Gamedec does suffer with some common problems shared throughout games with conversational mechanics though, most notably when the dialogue choice you select takes a different tone than the one you expected and the outcome then isn’t what you’d hoped. While not as egregious as Detective Phelps in L. A. Noire, there were a couple of occasions where my gamedec opened his mouth and tweaked the words from those I’d chosen, giving the conversation a very different flavour that the one I had opted for. Additionally, being a story based around crime and deduction, sometimes the game puts clues together and comes up with an entirely different, and I’d argue sometimes irrational conclusion, and some of the deduction options seemed to be there to fill out the space rather than as a realistic line of enquiry.
While I really enjoyed the beginning and the ending of the story, I felt that it got bogged down a little in the middle, where recurring characters reappear in different cyber-guises and keeping track of relationships becomes difficult. There’s two cases back-to-back that were interesting from a gameplay perspective but less so from a story point-of-view, and I felt that the flow of the game suffered as a result – thankfully, things build to a nice crescendo and you’re sent off with a satisfying ending to the tale.
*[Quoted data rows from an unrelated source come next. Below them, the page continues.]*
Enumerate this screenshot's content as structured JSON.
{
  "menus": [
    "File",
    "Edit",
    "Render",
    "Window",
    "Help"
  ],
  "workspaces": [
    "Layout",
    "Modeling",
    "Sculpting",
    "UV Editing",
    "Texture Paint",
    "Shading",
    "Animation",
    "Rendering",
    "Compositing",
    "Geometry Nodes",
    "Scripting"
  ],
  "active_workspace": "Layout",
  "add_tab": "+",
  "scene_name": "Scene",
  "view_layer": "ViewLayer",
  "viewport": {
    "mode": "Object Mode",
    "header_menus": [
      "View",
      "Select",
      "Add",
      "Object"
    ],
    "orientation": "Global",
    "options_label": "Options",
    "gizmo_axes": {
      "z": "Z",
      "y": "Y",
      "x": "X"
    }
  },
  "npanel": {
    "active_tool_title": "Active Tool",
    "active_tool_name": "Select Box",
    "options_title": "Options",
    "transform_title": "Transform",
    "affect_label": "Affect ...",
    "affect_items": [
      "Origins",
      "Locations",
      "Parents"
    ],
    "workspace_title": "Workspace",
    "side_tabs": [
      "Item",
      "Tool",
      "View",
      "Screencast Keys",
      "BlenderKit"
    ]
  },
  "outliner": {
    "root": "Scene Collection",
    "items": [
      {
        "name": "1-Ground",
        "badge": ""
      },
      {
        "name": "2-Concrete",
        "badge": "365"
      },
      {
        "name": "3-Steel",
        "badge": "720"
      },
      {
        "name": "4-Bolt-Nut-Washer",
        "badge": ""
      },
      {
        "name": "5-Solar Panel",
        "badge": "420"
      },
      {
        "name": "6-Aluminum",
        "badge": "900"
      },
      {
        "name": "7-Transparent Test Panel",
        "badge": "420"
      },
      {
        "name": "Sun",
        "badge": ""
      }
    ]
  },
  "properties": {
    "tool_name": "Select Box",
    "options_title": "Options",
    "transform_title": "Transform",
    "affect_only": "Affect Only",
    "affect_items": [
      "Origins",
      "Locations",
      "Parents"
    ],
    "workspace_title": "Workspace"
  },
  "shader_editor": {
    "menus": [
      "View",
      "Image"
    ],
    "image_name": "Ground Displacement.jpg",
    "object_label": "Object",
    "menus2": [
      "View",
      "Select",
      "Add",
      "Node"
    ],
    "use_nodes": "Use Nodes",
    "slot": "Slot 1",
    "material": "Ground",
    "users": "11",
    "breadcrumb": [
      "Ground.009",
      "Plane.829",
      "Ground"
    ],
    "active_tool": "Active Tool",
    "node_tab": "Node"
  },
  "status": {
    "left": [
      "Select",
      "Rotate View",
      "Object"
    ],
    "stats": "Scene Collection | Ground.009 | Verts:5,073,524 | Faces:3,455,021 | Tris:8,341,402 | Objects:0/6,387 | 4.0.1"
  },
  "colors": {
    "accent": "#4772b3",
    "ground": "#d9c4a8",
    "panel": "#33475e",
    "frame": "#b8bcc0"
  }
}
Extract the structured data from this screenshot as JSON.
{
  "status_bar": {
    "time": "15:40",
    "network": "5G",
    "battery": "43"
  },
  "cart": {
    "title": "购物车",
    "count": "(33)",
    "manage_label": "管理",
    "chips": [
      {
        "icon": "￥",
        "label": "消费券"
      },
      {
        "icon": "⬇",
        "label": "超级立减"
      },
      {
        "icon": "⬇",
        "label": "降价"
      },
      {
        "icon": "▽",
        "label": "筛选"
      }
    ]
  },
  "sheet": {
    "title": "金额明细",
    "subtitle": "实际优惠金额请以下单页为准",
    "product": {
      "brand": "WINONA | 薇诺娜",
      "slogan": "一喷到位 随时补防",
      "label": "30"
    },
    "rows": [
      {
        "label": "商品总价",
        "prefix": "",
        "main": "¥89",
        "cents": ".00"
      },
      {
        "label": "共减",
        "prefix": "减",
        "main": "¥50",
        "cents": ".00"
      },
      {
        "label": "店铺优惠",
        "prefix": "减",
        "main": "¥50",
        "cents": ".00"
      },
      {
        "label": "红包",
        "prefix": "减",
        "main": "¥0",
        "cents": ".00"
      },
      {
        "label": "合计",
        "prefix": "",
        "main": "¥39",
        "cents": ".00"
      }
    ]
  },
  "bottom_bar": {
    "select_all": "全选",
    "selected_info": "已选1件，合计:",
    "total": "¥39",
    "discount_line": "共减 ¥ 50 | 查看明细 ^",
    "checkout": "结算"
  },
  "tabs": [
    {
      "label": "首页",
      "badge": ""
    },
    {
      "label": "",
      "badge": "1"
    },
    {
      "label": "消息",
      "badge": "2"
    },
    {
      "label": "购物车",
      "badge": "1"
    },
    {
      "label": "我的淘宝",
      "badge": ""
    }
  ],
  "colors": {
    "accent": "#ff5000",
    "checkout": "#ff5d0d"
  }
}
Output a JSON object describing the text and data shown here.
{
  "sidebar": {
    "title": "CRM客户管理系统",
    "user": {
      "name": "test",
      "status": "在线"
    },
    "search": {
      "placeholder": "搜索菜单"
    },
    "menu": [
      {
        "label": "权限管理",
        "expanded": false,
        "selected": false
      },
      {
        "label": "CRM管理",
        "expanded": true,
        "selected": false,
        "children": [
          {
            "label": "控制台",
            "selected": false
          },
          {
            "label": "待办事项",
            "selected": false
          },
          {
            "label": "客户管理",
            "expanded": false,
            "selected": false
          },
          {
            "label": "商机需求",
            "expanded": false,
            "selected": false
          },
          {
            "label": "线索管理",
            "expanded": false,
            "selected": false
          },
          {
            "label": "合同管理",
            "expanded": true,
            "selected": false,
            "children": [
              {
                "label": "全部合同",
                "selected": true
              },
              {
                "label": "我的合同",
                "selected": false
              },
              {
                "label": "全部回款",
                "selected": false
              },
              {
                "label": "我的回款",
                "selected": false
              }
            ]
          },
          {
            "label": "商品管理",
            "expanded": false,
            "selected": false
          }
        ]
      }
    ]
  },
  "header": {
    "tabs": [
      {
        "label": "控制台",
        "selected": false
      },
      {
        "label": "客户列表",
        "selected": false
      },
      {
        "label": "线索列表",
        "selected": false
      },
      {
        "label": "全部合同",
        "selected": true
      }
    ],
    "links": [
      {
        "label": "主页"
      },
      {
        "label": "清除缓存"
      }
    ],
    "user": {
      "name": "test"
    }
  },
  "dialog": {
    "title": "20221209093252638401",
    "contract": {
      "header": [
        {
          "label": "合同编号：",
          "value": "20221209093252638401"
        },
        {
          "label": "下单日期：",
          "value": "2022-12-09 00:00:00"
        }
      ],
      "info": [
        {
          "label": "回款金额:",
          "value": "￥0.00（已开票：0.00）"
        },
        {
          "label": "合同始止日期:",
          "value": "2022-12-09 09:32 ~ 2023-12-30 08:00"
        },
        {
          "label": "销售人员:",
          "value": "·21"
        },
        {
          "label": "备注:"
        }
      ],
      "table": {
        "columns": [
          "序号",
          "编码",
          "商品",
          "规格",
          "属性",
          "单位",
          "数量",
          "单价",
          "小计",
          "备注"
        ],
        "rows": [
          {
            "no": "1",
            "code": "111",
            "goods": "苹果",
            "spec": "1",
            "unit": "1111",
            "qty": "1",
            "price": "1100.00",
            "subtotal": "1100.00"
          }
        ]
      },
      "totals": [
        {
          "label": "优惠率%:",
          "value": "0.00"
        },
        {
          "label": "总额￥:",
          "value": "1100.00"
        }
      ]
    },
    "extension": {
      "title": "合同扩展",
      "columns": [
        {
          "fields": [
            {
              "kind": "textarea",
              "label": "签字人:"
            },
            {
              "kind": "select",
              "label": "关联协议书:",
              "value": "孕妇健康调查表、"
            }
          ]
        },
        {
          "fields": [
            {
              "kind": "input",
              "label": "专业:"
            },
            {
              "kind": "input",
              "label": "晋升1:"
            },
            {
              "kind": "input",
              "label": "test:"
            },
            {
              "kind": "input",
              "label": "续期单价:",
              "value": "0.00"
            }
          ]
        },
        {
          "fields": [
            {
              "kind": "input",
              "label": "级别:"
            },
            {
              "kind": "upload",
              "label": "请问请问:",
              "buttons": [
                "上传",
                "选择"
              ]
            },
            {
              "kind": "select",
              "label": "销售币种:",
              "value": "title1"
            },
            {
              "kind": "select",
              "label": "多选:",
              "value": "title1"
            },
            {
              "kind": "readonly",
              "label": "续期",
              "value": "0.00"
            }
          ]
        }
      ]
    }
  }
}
With a magnificent setting, well structured social mechanics and a really effective upgrade system, Gamedec brings a lot to the table. While held back by a muddy middle act, moments of ropey dialogue and some swampy movement controls, Gamedec has other areas that shine – exploring the mega-city of Warsaw and investigating its residents is good fun, and makes wonderful use of the rich source material. The lack of hands-on action will make this a non-starter for some players, but fans of old school RPG’s like the Fallout and Baldur’s Gate will find that the intrigue more than makes up for the lack of dice rolls.